But even tweaking your sleep schedule can make a big difference: In teen girls, each extra hour of sleep was associated with a significantly lower risk of having high cholesterol in young adulthood, according to a July 2010 study published in Sleep.
Can't seem to catch enough zzzs? Try these simple steps to getting a good night's sleep.
Finally, consider keeping a gratitude journal, where you jot down three things you're grateful for each day. "Practicing gratitude has been associated with a lower risk of heart disease overall, including lower blood pressure, lower HDL and higher HDL levels," Ragavendra says.
"I regularly encourage my patients to jot down what they are thankful for. It forces them to take some deep breaths and slow down, which is good for them overall — not just for their cholesterol."
- Archives of Internal Medicine: "Effect of aerobic exercise training on serum levels of high-density lipoprotein cholesterol: a meta-analysis"
- Sports Medicine: "Differential effects of aerobic exercise, resistance training and combined exercise modalities on cholesterol and the lipid profile: review, synthesis and recommendations"
- International Journal of Sports Medicine: "Low-Volume High-Intensity Interval Training as a Therapy for Type 2 Diabetes"
- Journal of Applied Physiology: "Untrained young men have dysfunctional HDL compared with strength-trained men irrespective of body weight status"
- Revista Medica de Chile: "Resistance exercise improves serum lipids in adult women"
- Scandinavian Journal of Public Health: "The relationship between job stress and dyslipidemia"

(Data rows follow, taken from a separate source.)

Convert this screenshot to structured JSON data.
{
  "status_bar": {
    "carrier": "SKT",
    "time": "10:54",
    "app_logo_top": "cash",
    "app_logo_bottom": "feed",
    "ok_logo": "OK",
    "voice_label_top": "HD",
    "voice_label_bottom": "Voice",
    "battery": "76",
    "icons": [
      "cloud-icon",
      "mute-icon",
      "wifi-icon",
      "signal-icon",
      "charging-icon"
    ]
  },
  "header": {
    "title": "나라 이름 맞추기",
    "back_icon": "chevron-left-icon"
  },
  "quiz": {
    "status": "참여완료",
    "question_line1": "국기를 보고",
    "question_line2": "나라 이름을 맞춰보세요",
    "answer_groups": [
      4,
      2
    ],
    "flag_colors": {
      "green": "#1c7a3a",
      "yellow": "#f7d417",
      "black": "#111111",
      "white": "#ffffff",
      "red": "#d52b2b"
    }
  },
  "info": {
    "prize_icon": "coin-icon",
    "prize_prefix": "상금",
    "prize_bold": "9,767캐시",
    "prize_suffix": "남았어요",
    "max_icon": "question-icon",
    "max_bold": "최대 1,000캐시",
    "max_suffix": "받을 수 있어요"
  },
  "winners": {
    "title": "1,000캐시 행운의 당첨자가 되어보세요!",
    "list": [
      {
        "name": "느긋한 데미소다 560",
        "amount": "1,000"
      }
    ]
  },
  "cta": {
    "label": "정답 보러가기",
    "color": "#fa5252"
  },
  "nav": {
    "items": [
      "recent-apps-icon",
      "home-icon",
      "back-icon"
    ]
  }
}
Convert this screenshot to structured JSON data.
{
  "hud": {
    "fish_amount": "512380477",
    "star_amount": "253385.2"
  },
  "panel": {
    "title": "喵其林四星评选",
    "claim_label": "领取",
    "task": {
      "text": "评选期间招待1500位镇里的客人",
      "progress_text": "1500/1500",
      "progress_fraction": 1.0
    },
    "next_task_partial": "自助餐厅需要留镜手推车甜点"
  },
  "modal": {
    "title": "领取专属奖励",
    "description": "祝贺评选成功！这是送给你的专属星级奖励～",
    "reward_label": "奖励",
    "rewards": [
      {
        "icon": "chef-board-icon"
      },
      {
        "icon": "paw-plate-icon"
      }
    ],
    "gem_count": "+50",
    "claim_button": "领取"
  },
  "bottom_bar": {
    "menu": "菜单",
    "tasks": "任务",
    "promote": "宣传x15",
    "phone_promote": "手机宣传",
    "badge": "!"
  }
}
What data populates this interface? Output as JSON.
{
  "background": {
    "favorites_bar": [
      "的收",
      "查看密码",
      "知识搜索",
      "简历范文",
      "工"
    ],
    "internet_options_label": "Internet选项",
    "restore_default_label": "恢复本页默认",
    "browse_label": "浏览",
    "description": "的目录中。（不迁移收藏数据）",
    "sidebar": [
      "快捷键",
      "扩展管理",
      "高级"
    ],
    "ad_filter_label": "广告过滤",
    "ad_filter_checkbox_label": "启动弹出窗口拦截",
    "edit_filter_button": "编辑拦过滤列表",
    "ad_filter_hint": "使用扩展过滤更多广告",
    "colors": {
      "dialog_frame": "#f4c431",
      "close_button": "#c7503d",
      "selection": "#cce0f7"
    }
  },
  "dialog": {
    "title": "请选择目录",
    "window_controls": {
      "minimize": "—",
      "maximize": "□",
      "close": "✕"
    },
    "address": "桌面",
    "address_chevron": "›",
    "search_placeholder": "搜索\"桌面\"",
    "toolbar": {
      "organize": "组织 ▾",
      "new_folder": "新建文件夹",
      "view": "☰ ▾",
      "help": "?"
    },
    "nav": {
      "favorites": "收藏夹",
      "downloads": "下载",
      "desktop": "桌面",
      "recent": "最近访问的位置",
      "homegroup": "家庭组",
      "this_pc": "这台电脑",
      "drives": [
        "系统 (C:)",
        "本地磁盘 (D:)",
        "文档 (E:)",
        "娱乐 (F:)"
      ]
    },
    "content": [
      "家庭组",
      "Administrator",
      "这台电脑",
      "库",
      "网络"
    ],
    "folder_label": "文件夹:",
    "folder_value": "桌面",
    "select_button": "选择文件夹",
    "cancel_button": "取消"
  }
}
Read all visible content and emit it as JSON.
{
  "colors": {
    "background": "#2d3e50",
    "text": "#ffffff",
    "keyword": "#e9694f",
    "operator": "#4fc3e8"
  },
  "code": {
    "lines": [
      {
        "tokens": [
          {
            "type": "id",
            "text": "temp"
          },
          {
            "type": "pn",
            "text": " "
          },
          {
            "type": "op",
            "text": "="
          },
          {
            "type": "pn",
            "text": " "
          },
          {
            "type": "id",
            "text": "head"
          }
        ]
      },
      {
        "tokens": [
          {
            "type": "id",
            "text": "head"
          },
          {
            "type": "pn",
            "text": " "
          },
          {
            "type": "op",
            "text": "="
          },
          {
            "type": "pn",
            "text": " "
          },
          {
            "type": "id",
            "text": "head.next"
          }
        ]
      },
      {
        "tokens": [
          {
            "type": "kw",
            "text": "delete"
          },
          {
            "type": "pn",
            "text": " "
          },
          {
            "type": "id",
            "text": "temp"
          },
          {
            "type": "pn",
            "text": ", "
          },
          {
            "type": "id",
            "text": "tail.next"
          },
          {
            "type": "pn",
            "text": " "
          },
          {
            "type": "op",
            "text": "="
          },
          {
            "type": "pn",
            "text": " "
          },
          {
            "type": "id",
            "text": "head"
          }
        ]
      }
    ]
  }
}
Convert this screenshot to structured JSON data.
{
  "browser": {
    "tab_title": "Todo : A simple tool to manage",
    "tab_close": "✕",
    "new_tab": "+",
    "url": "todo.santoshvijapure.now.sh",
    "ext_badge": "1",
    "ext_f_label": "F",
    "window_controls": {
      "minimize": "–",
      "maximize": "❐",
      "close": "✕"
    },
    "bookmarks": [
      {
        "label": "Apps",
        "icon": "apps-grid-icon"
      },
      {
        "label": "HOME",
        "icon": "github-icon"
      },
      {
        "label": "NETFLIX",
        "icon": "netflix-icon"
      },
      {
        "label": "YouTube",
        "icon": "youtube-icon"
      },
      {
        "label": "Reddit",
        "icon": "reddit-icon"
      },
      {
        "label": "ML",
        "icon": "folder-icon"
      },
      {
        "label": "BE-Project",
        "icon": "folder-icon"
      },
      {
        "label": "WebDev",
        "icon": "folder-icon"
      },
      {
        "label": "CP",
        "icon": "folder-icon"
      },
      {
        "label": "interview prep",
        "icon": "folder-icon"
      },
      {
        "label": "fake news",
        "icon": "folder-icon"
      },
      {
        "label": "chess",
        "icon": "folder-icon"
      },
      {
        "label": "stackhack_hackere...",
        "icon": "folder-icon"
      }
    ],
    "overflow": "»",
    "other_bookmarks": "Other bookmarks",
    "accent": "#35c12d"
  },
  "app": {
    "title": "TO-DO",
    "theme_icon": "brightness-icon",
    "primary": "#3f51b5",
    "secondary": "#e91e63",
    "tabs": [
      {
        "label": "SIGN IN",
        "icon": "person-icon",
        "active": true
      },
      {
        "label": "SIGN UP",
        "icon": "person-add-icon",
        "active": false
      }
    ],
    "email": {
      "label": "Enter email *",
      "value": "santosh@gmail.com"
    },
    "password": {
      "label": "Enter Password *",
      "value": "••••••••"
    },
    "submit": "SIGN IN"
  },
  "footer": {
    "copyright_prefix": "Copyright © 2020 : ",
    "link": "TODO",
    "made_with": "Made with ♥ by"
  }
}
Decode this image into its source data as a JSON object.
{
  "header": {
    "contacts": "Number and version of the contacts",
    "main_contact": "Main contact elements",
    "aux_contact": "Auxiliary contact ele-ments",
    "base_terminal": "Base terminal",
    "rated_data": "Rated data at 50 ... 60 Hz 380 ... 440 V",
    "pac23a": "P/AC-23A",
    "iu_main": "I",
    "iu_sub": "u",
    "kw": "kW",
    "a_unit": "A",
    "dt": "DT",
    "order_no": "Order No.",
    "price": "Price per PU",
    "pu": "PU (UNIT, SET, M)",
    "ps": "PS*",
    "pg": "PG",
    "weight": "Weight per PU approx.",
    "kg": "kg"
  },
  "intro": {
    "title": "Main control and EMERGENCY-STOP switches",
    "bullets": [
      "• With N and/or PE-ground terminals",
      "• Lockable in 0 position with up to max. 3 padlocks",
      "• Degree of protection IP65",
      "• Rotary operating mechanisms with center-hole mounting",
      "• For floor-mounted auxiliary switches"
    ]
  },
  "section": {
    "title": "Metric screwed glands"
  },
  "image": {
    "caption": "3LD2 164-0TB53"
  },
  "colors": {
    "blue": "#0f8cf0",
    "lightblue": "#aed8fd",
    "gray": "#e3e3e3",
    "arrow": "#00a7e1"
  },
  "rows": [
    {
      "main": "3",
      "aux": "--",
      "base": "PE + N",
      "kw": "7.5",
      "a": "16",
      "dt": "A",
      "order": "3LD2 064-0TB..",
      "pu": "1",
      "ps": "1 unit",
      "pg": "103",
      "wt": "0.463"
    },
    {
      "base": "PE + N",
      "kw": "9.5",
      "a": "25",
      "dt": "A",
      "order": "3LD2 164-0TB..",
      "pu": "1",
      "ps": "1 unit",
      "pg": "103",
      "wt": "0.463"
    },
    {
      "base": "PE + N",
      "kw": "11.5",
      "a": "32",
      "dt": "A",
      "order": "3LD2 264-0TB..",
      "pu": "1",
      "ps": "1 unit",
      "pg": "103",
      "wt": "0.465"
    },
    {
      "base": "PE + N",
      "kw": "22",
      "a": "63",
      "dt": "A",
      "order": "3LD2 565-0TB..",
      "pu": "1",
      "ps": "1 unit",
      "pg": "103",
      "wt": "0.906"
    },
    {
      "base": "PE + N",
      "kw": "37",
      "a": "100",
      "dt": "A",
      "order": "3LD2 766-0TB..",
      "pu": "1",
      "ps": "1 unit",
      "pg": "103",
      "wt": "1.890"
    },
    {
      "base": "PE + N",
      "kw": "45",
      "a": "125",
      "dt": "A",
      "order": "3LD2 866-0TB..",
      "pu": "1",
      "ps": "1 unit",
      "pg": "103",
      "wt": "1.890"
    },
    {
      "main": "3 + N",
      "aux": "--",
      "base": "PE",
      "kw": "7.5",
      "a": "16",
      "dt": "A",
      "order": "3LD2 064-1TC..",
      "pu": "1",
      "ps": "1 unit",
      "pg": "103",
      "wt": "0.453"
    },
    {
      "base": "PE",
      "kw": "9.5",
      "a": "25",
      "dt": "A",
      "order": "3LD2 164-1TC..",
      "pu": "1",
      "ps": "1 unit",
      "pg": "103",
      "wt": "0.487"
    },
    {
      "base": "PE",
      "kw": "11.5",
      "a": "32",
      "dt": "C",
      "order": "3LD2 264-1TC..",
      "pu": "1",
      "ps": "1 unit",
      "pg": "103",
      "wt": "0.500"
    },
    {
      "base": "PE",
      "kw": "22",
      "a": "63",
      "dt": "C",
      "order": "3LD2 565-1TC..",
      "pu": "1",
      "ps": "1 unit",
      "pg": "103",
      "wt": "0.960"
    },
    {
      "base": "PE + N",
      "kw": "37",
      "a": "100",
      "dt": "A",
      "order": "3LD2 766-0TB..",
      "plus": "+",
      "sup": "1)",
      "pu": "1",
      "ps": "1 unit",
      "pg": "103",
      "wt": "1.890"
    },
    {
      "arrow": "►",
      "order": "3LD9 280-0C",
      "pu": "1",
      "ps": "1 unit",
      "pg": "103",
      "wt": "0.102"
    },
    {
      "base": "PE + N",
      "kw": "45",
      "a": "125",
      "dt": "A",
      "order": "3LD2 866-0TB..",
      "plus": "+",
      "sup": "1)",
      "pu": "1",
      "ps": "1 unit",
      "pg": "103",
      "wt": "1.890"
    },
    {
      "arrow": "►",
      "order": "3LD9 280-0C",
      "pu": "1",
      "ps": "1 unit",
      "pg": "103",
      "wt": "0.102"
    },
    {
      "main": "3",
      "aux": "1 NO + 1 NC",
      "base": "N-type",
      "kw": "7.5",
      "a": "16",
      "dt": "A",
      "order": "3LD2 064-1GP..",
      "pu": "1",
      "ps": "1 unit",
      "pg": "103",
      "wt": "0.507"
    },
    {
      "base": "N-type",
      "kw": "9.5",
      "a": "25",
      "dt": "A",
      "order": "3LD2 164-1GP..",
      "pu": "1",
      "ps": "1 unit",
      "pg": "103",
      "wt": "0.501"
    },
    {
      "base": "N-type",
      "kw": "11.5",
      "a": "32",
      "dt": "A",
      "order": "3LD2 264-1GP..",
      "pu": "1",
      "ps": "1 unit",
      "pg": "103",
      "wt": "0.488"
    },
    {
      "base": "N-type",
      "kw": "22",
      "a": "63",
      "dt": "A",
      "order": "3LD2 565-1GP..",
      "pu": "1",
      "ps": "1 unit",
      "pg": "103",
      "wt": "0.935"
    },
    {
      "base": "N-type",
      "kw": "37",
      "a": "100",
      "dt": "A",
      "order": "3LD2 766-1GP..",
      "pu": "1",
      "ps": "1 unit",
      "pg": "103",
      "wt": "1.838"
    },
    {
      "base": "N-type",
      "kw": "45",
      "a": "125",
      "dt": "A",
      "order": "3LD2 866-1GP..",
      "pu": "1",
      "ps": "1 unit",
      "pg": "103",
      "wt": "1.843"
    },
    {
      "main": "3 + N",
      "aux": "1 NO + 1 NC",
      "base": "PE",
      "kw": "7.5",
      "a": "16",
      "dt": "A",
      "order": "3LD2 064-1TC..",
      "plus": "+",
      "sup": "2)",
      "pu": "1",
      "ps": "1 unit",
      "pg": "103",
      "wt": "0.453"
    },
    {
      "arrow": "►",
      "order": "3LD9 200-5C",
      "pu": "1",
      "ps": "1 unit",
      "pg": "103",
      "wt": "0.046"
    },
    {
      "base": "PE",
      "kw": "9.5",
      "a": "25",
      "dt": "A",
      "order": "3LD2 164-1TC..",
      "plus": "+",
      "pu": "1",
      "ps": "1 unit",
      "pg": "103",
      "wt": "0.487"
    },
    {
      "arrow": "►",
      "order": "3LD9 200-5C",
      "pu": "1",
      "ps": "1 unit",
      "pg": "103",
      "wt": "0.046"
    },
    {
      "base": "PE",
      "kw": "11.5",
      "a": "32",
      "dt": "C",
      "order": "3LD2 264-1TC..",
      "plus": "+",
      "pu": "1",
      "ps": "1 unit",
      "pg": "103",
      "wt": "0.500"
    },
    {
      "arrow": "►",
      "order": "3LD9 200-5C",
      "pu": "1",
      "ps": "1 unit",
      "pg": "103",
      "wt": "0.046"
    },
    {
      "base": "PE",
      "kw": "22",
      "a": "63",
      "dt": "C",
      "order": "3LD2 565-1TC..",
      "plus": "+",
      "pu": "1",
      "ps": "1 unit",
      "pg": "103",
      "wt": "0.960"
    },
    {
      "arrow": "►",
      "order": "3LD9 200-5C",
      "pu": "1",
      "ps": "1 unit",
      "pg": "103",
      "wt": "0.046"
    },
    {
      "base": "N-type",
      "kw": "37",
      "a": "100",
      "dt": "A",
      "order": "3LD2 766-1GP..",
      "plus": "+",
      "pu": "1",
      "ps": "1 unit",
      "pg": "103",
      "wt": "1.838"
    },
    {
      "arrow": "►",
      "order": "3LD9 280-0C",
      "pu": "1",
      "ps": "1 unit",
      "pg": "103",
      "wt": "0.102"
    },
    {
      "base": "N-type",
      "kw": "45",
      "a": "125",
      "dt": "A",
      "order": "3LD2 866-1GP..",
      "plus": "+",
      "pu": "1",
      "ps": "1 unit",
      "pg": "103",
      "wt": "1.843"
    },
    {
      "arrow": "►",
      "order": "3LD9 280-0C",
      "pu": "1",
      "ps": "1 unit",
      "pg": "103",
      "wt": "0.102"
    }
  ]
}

- Medicine: "What are the effects of psychological stress and physical work on blood lipid profiles?"
- European Journal of Preventative Cardiology: "The effectiveness of yoga in modifying risk factors for cardiovascular disease and metabolic syndrome: A systematic review and meta-analysis of randomized controlled trials"
- Sleep Medicine: "Associations between sleep duration and abnormal serum lipid levels: data from the Korean National Health and Nutrition Examination Survey (KNHANES)"
- Sleep: "Short sleep duration as a risk factor for hypercholesterolemia: analyses of the National Longitudinal Study of Adolescent Health"
- AHA: "American Heart Association Recommendations for Physical Activity in Adults and Kids"